Research Interests / Training Areas:
- Grammatical deficits in aphasia and related neurogenic disorders.
- Using eyetracking to tract time course of language production and comprehension in normal and disordered individuals.
- Cross-linguistic patterns of morpho-syntactic breakdowns and recovery in aphasia
- Language treatment approaches for adult neurogenic disorders
Jiyeon Lee, Ph.D., CCC-SLP, received her Ph.D. and clinical training in speech-language pathology from Northwestern University. She joined the Department of Speech, Language, and Hearing Sciences at Purdue University in fall 2013.

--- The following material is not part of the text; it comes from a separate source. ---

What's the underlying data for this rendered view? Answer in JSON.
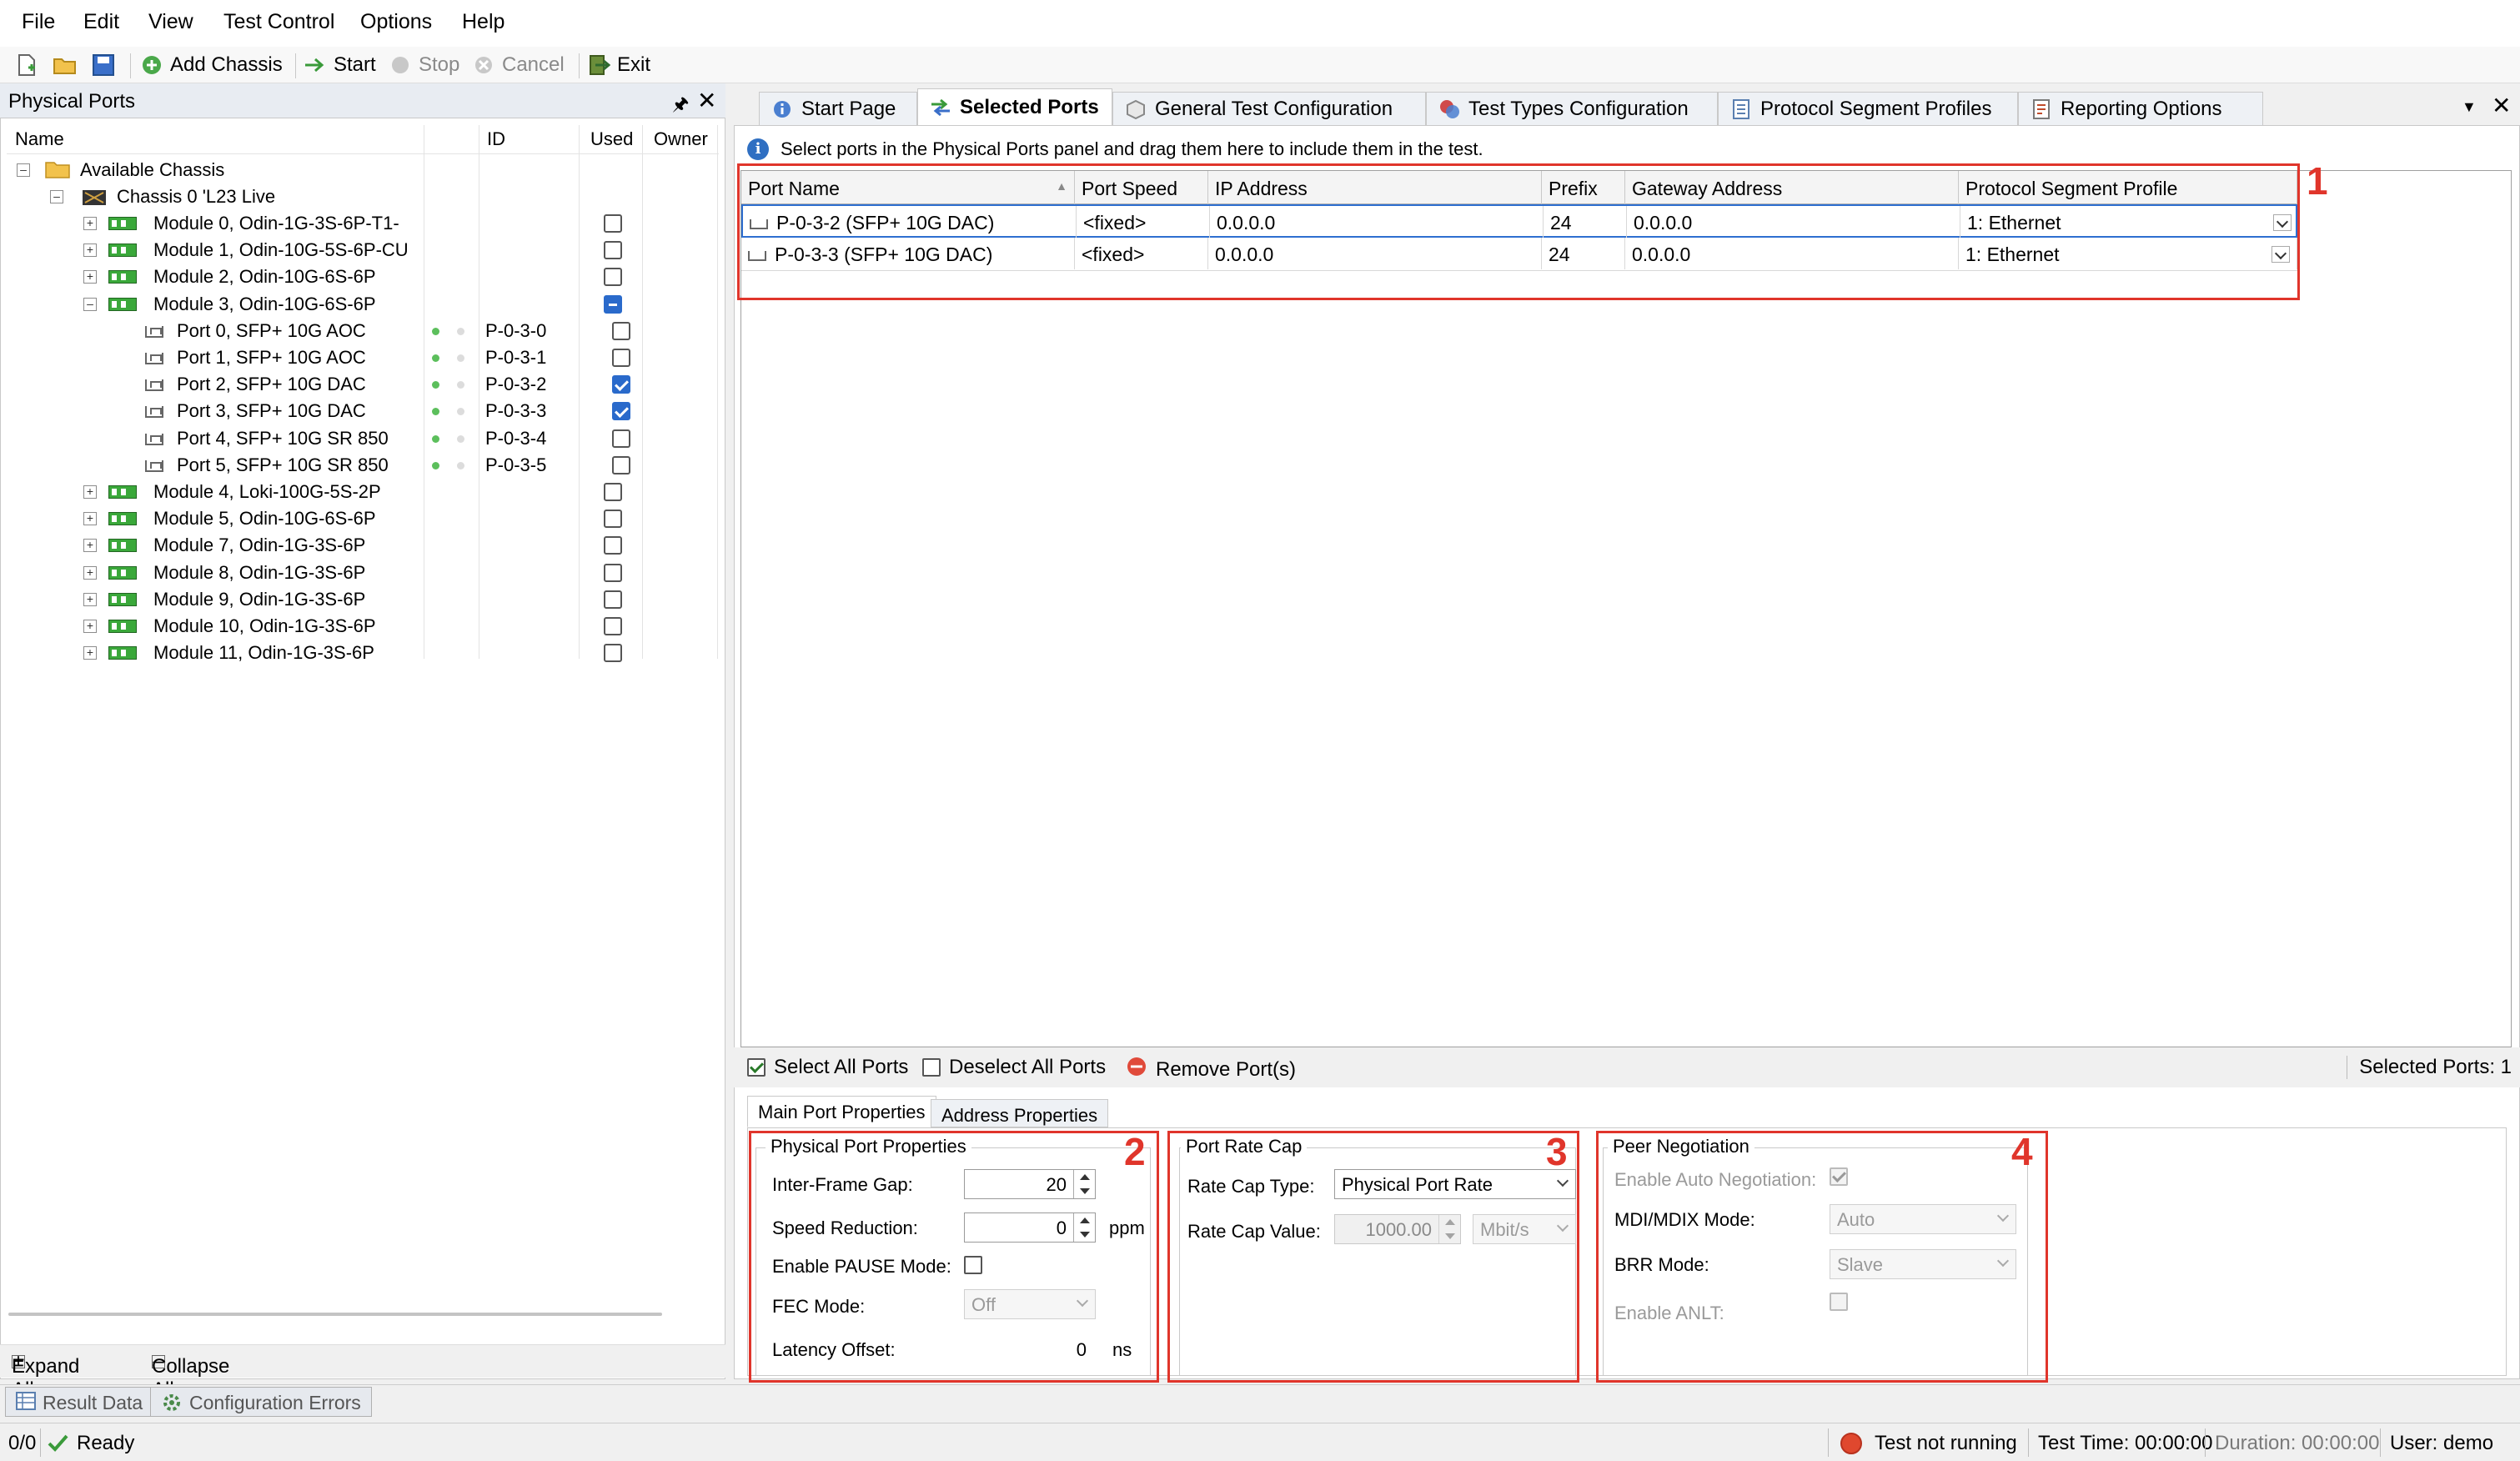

Dr. Lee's research focuses on language impairments and recovery in individuals with aphasia and related neurogenic disorders. Her current research aims to understand neural, cognitive, and (cross-) linguistic mechanisms underlying language breakdowns in aphasia and related disorders by utilizing theories of normal language processing and on-line methodologies such as eyetracking. The ultimate goal of this work is to develop treatment approaches for adults with language disorders and understand the processing mechanisms that support language recovery.
Lee, J., Kwon, M., Na, H-R., Bastiaanse, R., & Thompson, C. K. (2013). Production and comprehension of time reference in Korean nonfluent aphasia. Communication Sciences & Disorders, 18, 1-13.
Thompson, C. K., Meltzer - Asscher, A., Cho, S., Lee, J., Wieneke, C., Weintraub, S., & Mesulam, M-M. (2012). Syntactic and morphosyntactic processing in stroke-induced and primary progressive aphasia. Behavioral Neurology, 25, 1-20.
Bastiaanse, R., Bamyaci, E., Hsu, C-J., Lee, J., Yarbay Duman, T., & Thompson, C. K. (2011). Time reference in agrammatic aphasia: a cross-linguistic study. Journal of Neurolinguistics, 34, 652-673.
Lee, J., & Thompson, C. K. (2011). Real-time production of arguments and adjuncts in normal and agrammatic speakers. Language and Cognitive Processes, 26, 985-1021.
Lee, J., & Thompson, C. K. (2011). Real-time production of unergative and unaccusative sentences in normal and agrammatic speakers: an eyetracking study. Aphasiology, 25, 813-825.Lee, J., Milman, L.H., & Thompson, C.K. (2008). Functional category production in English agrammatism. Aphasiology, 22, 893-905.